Damien Lemasson, project manager at Renault Trucks, remarked that although the complete engine was already designed virtually, rocker arms and camshaft bearing caps were manufactured by metal 3D printing and successfully bench-tested for 600 hours inside a Euro 6 engine.

“The aim of this project is to demonstrate the positive impact of metal additive manufacturing on the size and weight of an engine. This process has enabled us to reduce the weight of a 4-cylinder engine by 120 kg or 25%,” Mr Lemasson explained.

“The tests we have carried out prove the durability of engine components made using 3D printing. It’s not just cosmetic.”

Mr Lemasson said metal 3D printing presents a number of new development opportunities for thermal engines. He said the process can be used to create complex organic forms, as well as optimising the sizing of parts and reducing the number of assembly operations and therefore the number of components in an engine.

“Additive manufacturing releases us from constraints and unlocks the creativity of engineers. This procedure is a source of disruptive technology for the engines of tomorrow, which will be lighter and more functional, thereby offering optimal performance,” Mr Lemasson added.

“The number of components in the DTI 5 engine has been reduced by 25%, making a total of 200 fewer parts.”

Metal 3D printing creates a number of advantages for haulage companies, allowing them to optimise the overall operating costs of their fleet of vehicles, as a reduction in engine volume will lead to greater payloads and lower fuel consumption.
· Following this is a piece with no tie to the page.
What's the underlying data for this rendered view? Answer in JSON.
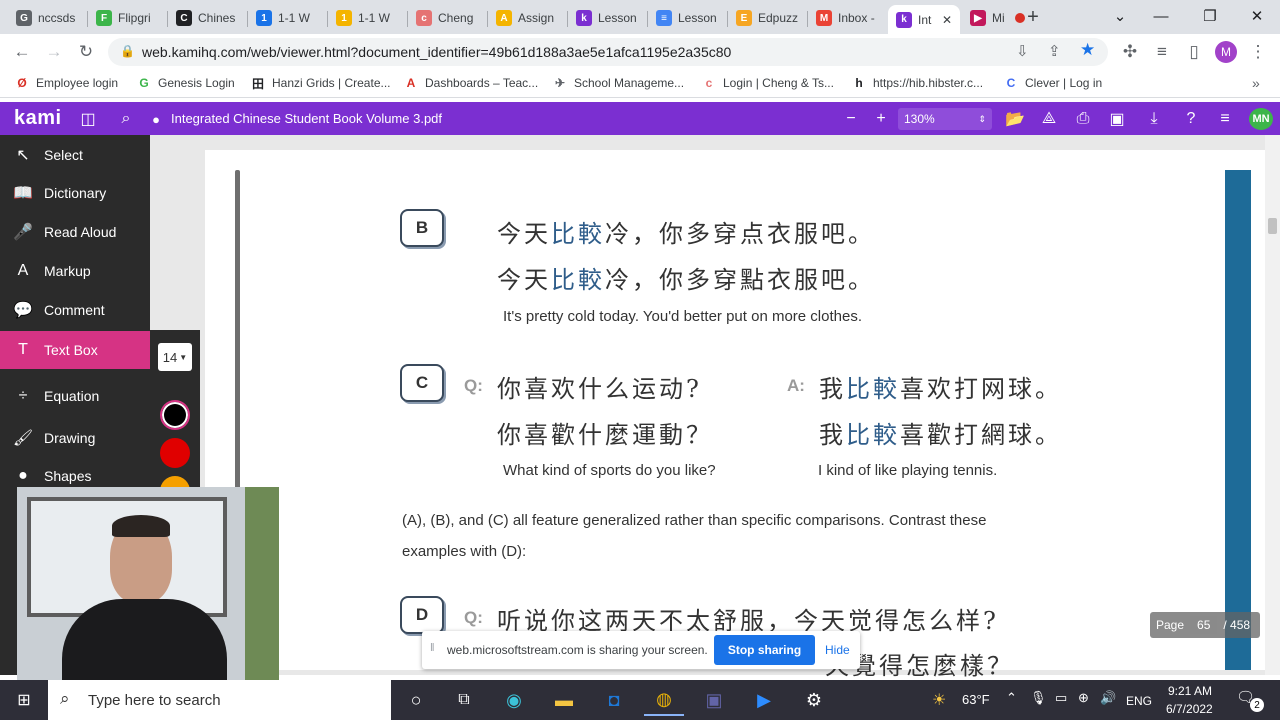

Renault believes that this manufacturing procedure can be used for highly specific applications or small runs in the short-term.

“Following on from these successful initial tests, engineers at Renault Trucks will be continuing their work on this manufacturing process to further increase the performance and functionality of truck components,” the company said in a press release.